Friday before last we awoke to the news of the massacre in Aurora, Colorado. Even though my heart was breaking for the senseless murders, I like many of us who identify as Black, held my breath and hoped and prayed that the killer was not Black. That he or she did not look like me. Later I found out, after perusing quite a few blogs and Twitter feeds that many Muslims had the same anxious moment. Both Muslims and Black folk are so stereotyped and maligned in the media that it has almost become second nature for us to wish, most times even aloud, that we hope the perp is white or at the very least does not look like us. Because looking like us in this social mediated “post-racial” very racial age means looking like a thug (ie. Trayvon Martin) or looking like a terrorist (ie.Shaima Alawadi). And everyone knows thugs and terrorists are always guilty. The Hoodie to Hijab movement was born out of these two senseless murders and I thought the significance and symbolism couldn’t be stronger and more complicated and more misunderstood.

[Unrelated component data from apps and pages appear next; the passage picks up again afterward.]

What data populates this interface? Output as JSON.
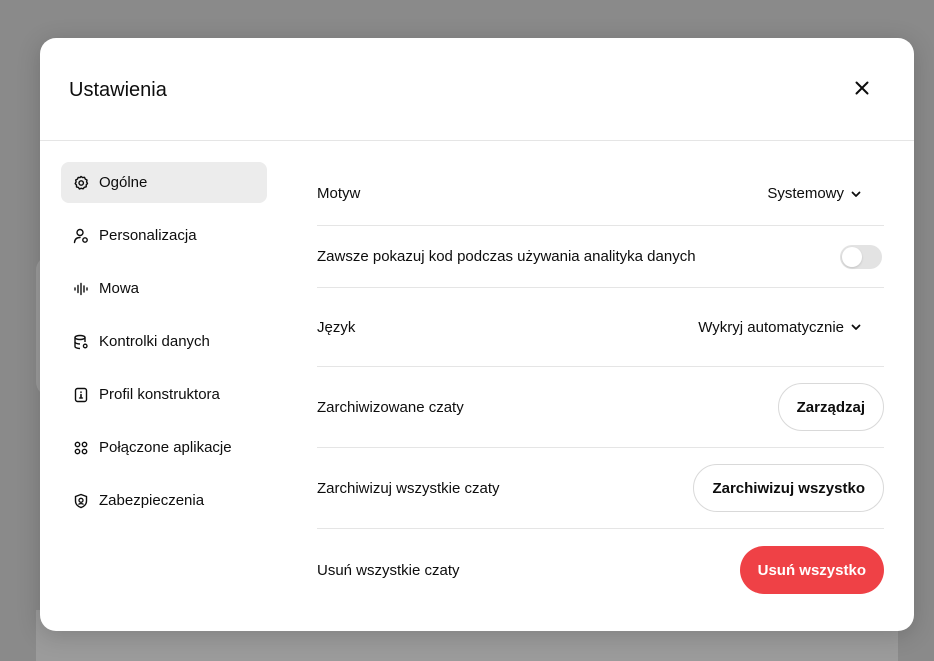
{
  "modal": {
    "title": "Ustawienia",
    "close_icon": "close-icon"
  },
  "sidebar": {
    "items": [
      {
        "label": "Ogólne",
        "icon": "gear-icon",
        "active": true
      },
      {
        "label": "Personalizacja",
        "icon": "person-settings-icon",
        "active": false
      },
      {
        "label": "Mowa",
        "icon": "waveform-icon",
        "active": false
      },
      {
        "label": "Kontrolki danych",
        "icon": "database-icon",
        "active": false
      },
      {
        "label": "Profil konstruktora",
        "icon": "id-card-icon",
        "active": false
      },
      {
        "label": "Połączone aplikacje",
        "icon": "apps-grid-icon",
        "active": false
      },
      {
        "label": "Zabezpieczenia",
        "icon": "shield-lock-icon",
        "active": false
      }
    ]
  },
  "settings": {
    "theme": {
      "label": "Motyw",
      "value": "Systemowy"
    },
    "always_show_code": {
      "label": "Zawsze pokazuj kod podczas używania analityka danych",
      "enabled": false
    },
    "language": {
      "label": "Język",
      "value": "Wykryj automatycznie"
    },
    "archived_chats": {
      "label": "Zarchiwizowane czaty",
      "button": "Zarządzaj"
    },
    "archive_all": {
      "label": "Zarchiwizuj wszystkie czaty",
      "button": "Zarchiwizuj wszystko"
    },
    "delete_all": {
      "label": "Usuń wszystkie czaty",
      "button": "Usuń wszystko"
    }
  },
  "colors": {
    "danger": "#ef4146",
    "active_nav_bg": "#ececec",
    "toggle_off": "#e3e3e3"
  }
}
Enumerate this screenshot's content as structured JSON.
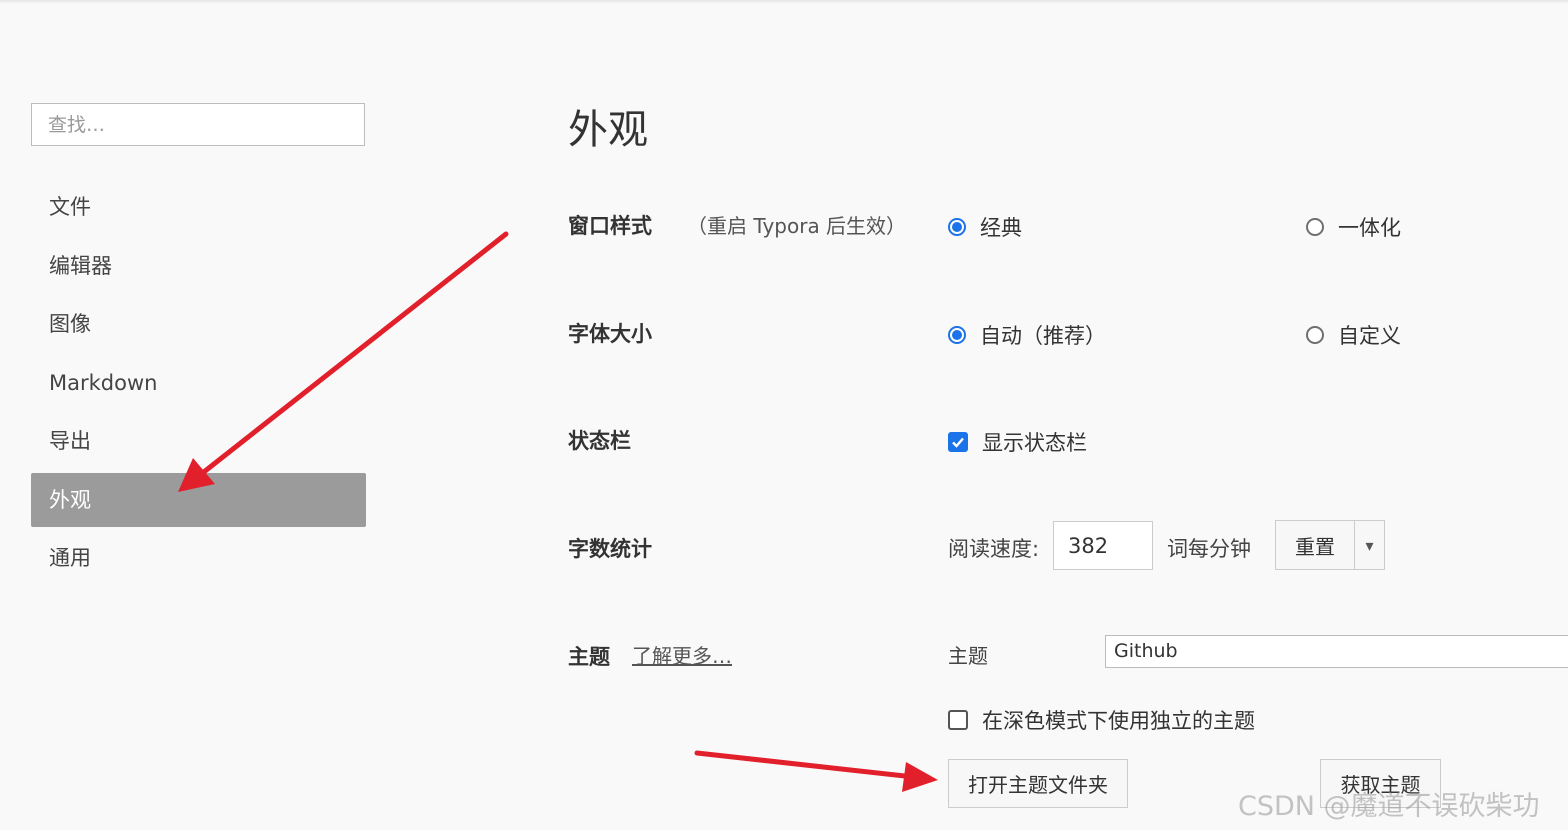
{
  "sidebar": {
    "search_placeholder": "查找…",
    "items": [
      "文件",
      "编辑器",
      "图像",
      "Markdown",
      "导出",
      "外观",
      "通用"
    ],
    "active_index": 5
  },
  "main": {
    "title": "外观",
    "window_style": {
      "label": "窗口样式",
      "hint": "（重启 Typora 后生效）",
      "options": [
        "经典",
        "一体化"
      ],
      "selected": "经典"
    },
    "font_size": {
      "label": "字体大小",
      "options": [
        "自动（推荐）",
        "自定义"
      ],
      "selected": "自动（推荐）"
    },
    "status_bar": {
      "label": "状态栏",
      "checkbox_label": "显示状态栏",
      "checked": true
    },
    "word_count": {
      "label": "字数统计",
      "speed_label": "阅读速度:",
      "speed_value": "382",
      "unit": "词每分钟",
      "reset_label": "重置",
      "dropdown_glyph": "▾"
    },
    "theme": {
      "label": "主题",
      "learn_more": "了解更多…",
      "field_label": "主题",
      "selected": "Github",
      "dark_checkbox_label": "在深色模式下使用独立的主题",
      "dark_checked": false,
      "open_folder_label": "打开主题文件夹",
      "get_themes_label": "获取主题"
    }
  },
  "colors": {
    "accent": "#1a73e8",
    "active_nav": "#9b9b9b",
    "annotation_arrow": "#e2202c"
  },
  "watermark": "CSDN @魔道不误砍柴功"
}
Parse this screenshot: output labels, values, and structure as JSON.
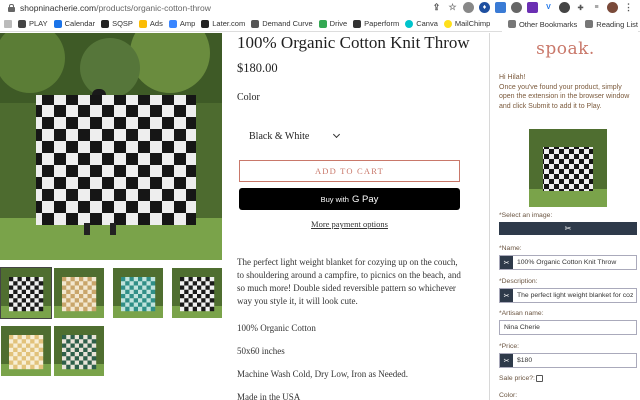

I have quite a few friends who are Muslim, but only one of my homegrrrls wears a hijab. Earlier the same week of the “Dark Knight” murders she had taken to Facebook to vent about a fellow Muslim, presumably a friend, not knowing she was also a Muslima. “How could this be,” she wondered. “I wear a hijab, I’ve prayed with this woman and we’ve fasted during Ramadan together!” You see my grrrl wears a hijab, recognizes Ramadan and is not shy at all about her faith, but she is also an avid biker, an up and coming major photographer, she talks about the power and passion of love on her Facebook page, she takes trips, many alone, and she has no problem giving her opinion. So as a slight to her, maybe unconventional, stance as a Muslima her “friend” played slick. She acted like she never knew they were of the same faith despite, or maybe inspite of, my homegrrrl’s hijab.
I started thinking about the hijab and how it informs and liberates, but how it can also constrain and malign. So many assumptions and expectations of what it means to be a hijabi are projected on young women, who for the most part CHOOSE to publicly acknowledge their faith through their dress. It just got me thinking about freedom in the face of stereotypes. How power is lodged in the seams of prejudice.
I recalled some pictures that comrade Yasiin Bey shared with me of two hijabis with boards—one a surfer the other a skateboarder. I loved these images so much that I asked to have copies. They were empowering to me and I’m not even Muslim. I understand, however, and full-heartedly believe in the power to revise notions of beauty, femininity, and Blackness. I saw that these sistren were revising notions of what it means to be hijabi. In the NY Times two weeks ago Ayesha Nusrat said as much in her piece, “The Freedom of the Hijab.”
“As an extension of my personality and identity, it instigates me to challenge the misconception that Muslim women lack the bravery, intellect and resilience to challenge authority and fight for their own rights. Every time I see my reflection in the mirror, I see a woman who has chosen to be a rights activist, who happens to be a Muslim and covers her hair incidentally.”
That same Friday of the massacre, incidentally marked the first full day of Ramadan. So in the spirit of Ramadan I write this and ask you: When you look in the mirror who do you see? What type of woman (or man) do you see in the reflection and does your reflection echo the freedom of your spirit to be who you want to be?
This post is dedicated to Laylah, Thembisa & Bashir.